» Record excerpts

*****

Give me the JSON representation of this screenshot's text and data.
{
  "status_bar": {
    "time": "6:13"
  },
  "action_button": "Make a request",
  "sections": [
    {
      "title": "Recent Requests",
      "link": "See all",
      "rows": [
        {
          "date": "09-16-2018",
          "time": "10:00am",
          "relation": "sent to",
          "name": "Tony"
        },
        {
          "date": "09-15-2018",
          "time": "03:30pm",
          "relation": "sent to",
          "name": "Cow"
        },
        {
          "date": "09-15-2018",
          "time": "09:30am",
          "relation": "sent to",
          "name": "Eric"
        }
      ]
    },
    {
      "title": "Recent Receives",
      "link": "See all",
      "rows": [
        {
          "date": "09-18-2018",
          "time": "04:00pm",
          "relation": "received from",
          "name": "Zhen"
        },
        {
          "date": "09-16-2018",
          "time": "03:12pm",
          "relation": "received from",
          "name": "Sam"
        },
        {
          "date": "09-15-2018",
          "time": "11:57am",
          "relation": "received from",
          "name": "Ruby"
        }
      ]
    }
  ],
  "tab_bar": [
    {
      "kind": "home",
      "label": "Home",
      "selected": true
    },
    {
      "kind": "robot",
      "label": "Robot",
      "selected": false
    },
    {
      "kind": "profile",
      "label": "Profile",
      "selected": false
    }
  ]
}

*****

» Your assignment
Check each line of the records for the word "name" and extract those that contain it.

» Response area
          "name": "Tony"
          "name": "Cow"
          "name": "Eric"
          "name": "Zhen"
          "name": "Sam"
          "name": "Ruby"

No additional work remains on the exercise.